— Task brief —
Lines holding the string "title" are the ones to copy from this listing.

— Source material —
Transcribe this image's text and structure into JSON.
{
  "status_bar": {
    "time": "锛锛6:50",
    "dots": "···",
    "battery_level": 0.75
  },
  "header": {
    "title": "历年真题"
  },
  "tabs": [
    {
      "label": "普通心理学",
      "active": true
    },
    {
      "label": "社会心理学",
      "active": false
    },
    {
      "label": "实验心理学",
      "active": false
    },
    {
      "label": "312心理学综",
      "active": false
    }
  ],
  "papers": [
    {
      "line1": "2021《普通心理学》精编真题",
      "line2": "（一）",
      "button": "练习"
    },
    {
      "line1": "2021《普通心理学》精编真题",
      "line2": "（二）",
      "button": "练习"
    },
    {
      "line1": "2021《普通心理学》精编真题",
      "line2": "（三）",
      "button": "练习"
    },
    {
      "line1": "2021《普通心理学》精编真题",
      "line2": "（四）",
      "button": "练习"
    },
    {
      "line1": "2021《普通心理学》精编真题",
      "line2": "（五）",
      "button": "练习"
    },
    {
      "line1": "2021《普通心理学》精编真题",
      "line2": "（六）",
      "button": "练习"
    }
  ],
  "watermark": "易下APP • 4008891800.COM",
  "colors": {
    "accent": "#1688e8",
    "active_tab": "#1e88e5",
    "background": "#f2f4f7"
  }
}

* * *

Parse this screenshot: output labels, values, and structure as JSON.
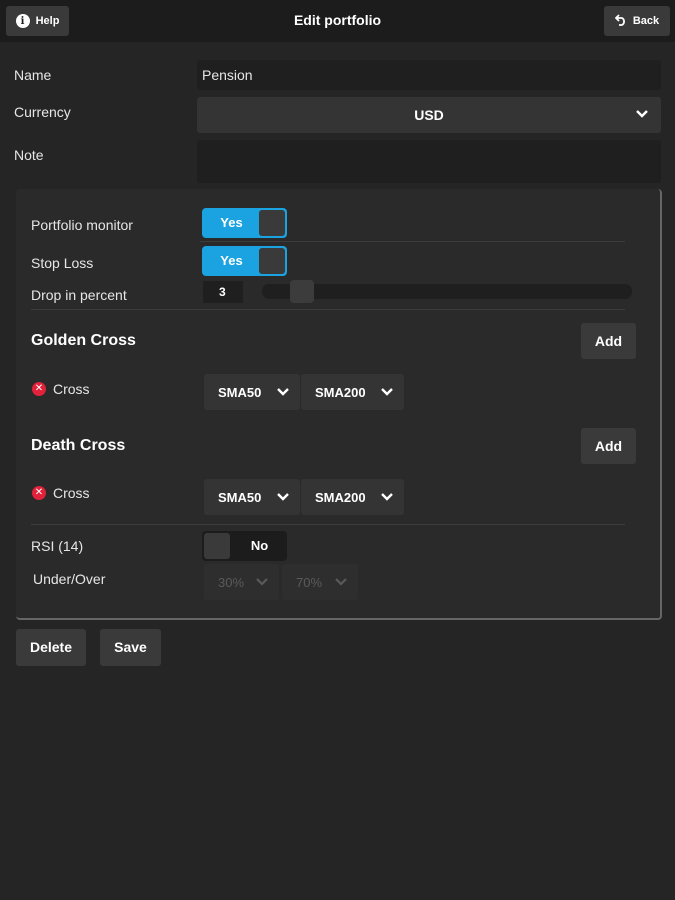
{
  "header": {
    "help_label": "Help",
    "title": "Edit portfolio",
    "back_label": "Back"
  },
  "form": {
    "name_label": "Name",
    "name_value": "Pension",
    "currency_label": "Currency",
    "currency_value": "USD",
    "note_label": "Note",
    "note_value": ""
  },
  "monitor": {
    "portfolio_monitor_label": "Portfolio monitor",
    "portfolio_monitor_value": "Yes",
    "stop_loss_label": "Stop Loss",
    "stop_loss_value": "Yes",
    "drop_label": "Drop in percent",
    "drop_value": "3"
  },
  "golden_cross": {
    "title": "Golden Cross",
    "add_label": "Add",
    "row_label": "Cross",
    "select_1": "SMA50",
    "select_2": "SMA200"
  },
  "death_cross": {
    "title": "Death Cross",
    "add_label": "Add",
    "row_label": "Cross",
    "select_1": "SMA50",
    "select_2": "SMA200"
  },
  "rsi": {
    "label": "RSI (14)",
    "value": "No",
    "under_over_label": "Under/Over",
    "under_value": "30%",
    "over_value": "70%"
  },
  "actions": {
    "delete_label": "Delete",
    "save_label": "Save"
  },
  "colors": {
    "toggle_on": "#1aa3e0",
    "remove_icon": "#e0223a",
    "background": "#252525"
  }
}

— Solution for this task —
    "title": "历年真题"
    "title": "Edit portfolio",
    "title": "Golden Cross",
    "title": "Death Cross",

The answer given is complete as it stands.